**INSTRUCTIONS TO FOLLOW**. Each of the entries below is to be written out exactly, and the images skipped.

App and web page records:
•••••
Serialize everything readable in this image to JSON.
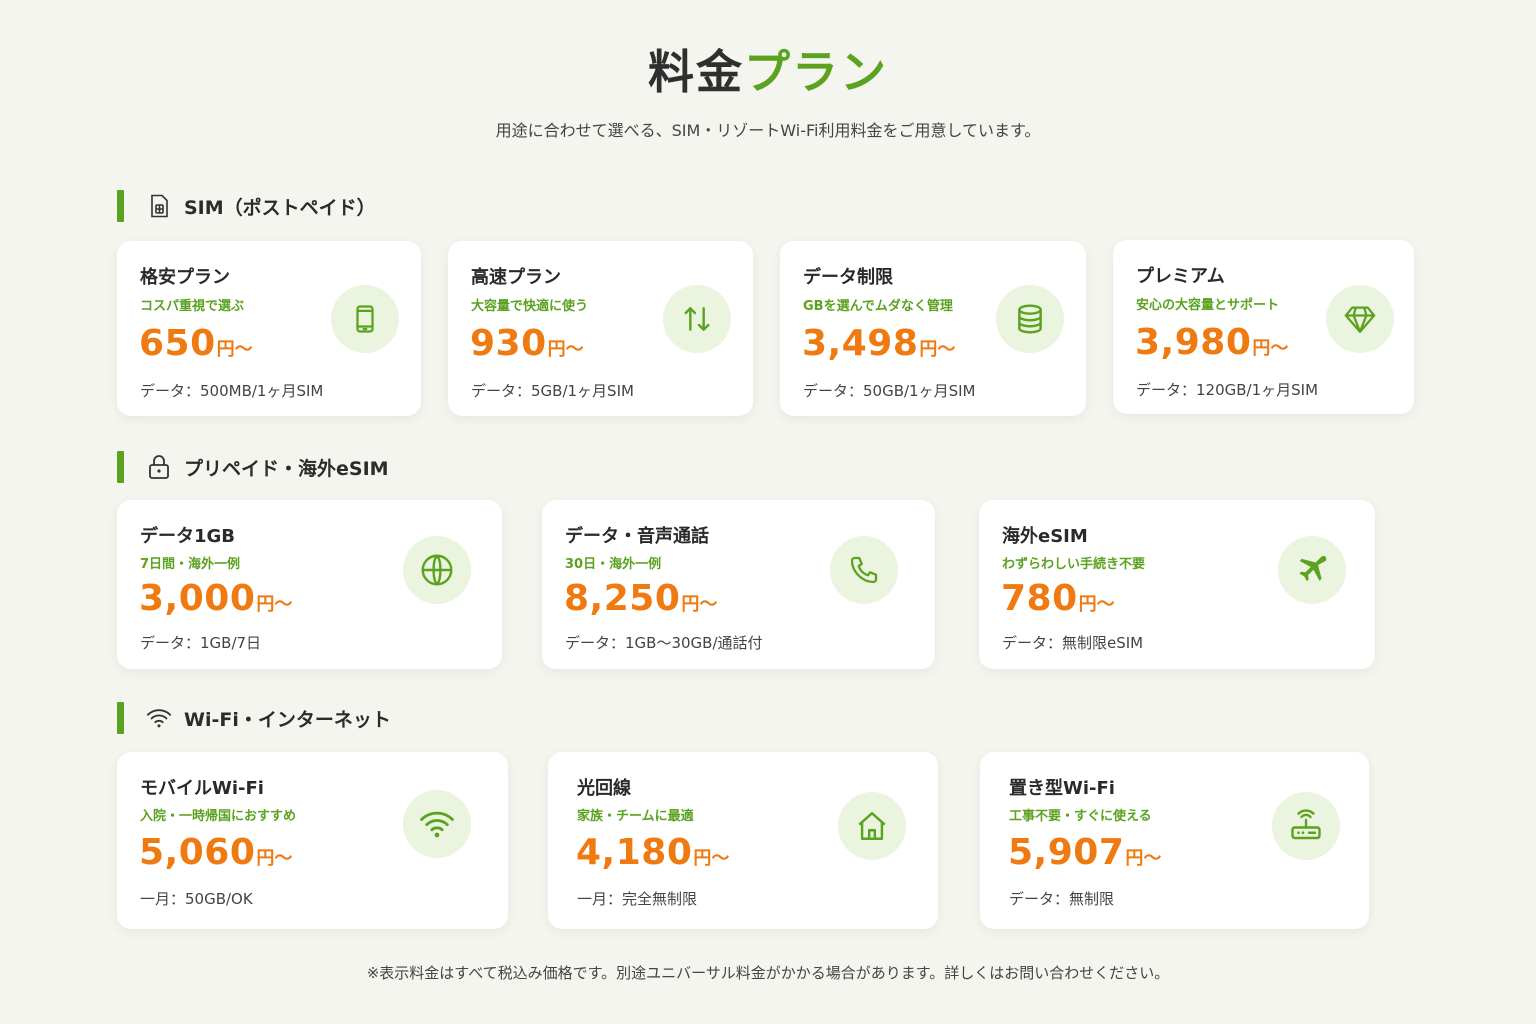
{
  "header": {
    "title_main": "料金",
    "title_accent": "プラン",
    "subtitle": "用途に合わせて選べる、SIM・リゾートWi-Fi利用料金をご用意しています。"
  },
  "colors": {
    "accent_green": "#5aa21f",
    "price_orange": "#f07a12",
    "icon_bg": "#eaf4df"
  },
  "sections": [
    {
      "title": "SIM（ポストペイド）",
      "icon": "sim-card-icon",
      "cards": [
        {
          "name": "格安プラン",
          "tag": "コスパ重視で選ぶ",
          "price": "650",
          "unit": "円～",
          "detail": "データ：500MB/1ヶ月SIM",
          "icon": "smartphone-icon"
        },
        {
          "name": "高速プラン",
          "tag": "大容量で快適に使う",
          "price": "930",
          "unit": "円～",
          "detail": "データ：5GB/1ヶ月SIM",
          "icon": "up-down-arrows-icon"
        },
        {
          "name": "データ制限",
          "tag": "GBを選んでムダなく管理",
          "price": "3,498",
          "unit": "円～",
          "detail": "データ：50GB/1ヶ月SIM",
          "icon": "database-icon"
        },
        {
          "name": "プレミアム",
          "tag": "安心の大容量とサポート",
          "price": "3,980",
          "unit": "円～",
          "detail": "データ：120GB/1ヶ月SIM",
          "icon": "diamond-icon"
        }
      ]
    },
    {
      "title": "プリペイド・海外eSIM",
      "icon": "lock-icon",
      "cards": [
        {
          "name": "データ1GB",
          "tag": "7日間・海外一例",
          "price": "3,000",
          "unit": "円～",
          "detail": "データ：1GB/7日",
          "icon": "globe-icon"
        },
        {
          "name": "データ・音声通話",
          "tag": "30日・海外一例",
          "price": "8,250",
          "unit": "円～",
          "detail": "データ：1GB～30GB/通話付",
          "icon": "phone-icon"
        },
        {
          "name": "海外eSIM",
          "tag": "わずらわしい手続き不要",
          "price": "780",
          "unit": "円～",
          "detail": "データ：無制限eSIM",
          "icon": "airplane-icon"
        }
      ]
    },
    {
      "title": "Wi-Fi・インターネット",
      "icon": "wifi-icon",
      "cards": [
        {
          "name": "モバイルWi-Fi",
          "tag": "入院・一時帰国におすすめ",
          "price": "5,060",
          "unit": "円～",
          "detail": "一月：50GB/OK",
          "icon": "wifi-icon"
        },
        {
          "name": "光回線",
          "tag": "家族・チームに最適",
          "price": "4,180",
          "unit": "円～",
          "detail": "一月：完全無制限",
          "icon": "house-icon"
        },
        {
          "name": "置き型Wi-Fi",
          "tag": "工事不要・すぐに使える",
          "price": "5,907",
          "unit": "円～",
          "detail": "データ：無制限",
          "icon": "router-icon"
        }
      ]
    }
  ],
  "footnote": "※表示料金はすべて税込み価格です。別途ユニバーサル料金がかかる場合があります。詳しくはお問い合わせください。"
}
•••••
**EXERCISE OUTPUT**.
Serialize everything readable in this image to JSON.
{
  "header": {
    "title_main": "料金",
    "title_accent": "プラン",
    "subtitle": "用途に合わせて選べる、SIM・リゾートWi-Fi利用料金をご用意しています。"
  },
  "colors": {
    "accent_green": "#5aa21f",
    "price_orange": "#f07a12",
    "icon_bg": "#eaf4df"
  },
  "sections": [
    {
      "title": "SIM（ポストペイド）",
      "icon": "sim-card-icon",
      "cards": [
        {
          "name": "格安プラン",
          "tag": "コスパ重視で選ぶ",
          "price": "650",
          "unit": "円～",
          "detail": "データ：500MB/1ヶ月SIM",
          "icon": "smartphone-icon"
        },
        {
          "name": "高速プラン",
          "tag": "大容量で快適に使う",
          "price": "930",
          "unit": "円～",
          "detail": "データ：5GB/1ヶ月SIM",
          "icon": "up-down-arrows-icon"
        },
        {
          "name": "データ制限",
          "tag": "GBを選んでムダなく管理",
          "price": "3,498",
          "unit": "円～",
          "detail": "データ：50GB/1ヶ月SIM",
          "icon": "database-icon"
        },
        {
          "name": "プレミアム",
          "tag": "安心の大容量とサポート",
          "price": "3,980",
          "unit": "円～",
          "detail": "データ：120GB/1ヶ月SIM",
          "icon": "diamond-icon"
        }
      ]
    },
    {
      "title": "プリペイド・海外eSIM",
      "icon": "lock-icon",
      "cards": [
        {
          "name": "データ1GB",
          "tag": "7日間・海外一例",
          "price": "3,000",
          "unit": "円～",
          "detail": "データ：1GB/7日",
          "icon": "globe-icon"
        },
        {
          "name": "データ・音声通話",
          "tag": "30日・海外一例",
          "price": "8,250",
          "unit": "円～",
          "detail": "データ：1GB～30GB/通話付",
          "icon": "phone-icon"
        },
        {
          "name": "海外eSIM",
          "tag": "わずらわしい手続き不要",
          "price": "780",
          "unit": "円～",
          "detail": "データ：無制限eSIM",
          "icon": "airplane-icon"
        }
      ]
    },
    {
      "title": "Wi-Fi・インターネット",
      "icon": "wifi-icon",
      "cards": [
        {
          "name": "モバイルWi-Fi",
          "tag": "入院・一時帰国におすすめ",
          "price": "5,060",
          "unit": "円～",
          "detail": "一月：50GB/OK",
          "icon": "wifi-icon"
        },
        {
          "name": "光回線",
          "tag": "家族・チームに最適",
          "price": "4,180",
          "unit": "円～",
          "detail": "一月：完全無制限",
          "icon": "house-icon"
        },
        {
          "name": "置き型Wi-Fi",
          "tag": "工事不要・すぐに使える",
          "price": "5,907",
          "unit": "円～",
          "detail": "データ：無制限",
          "icon": "router-icon"
        }
      ]
    }
  ],
  "footnote": "※表示料金はすべて税込み価格です。別途ユニバーサル料金がかかる場合があります。詳しくはお問い合わせください。"
}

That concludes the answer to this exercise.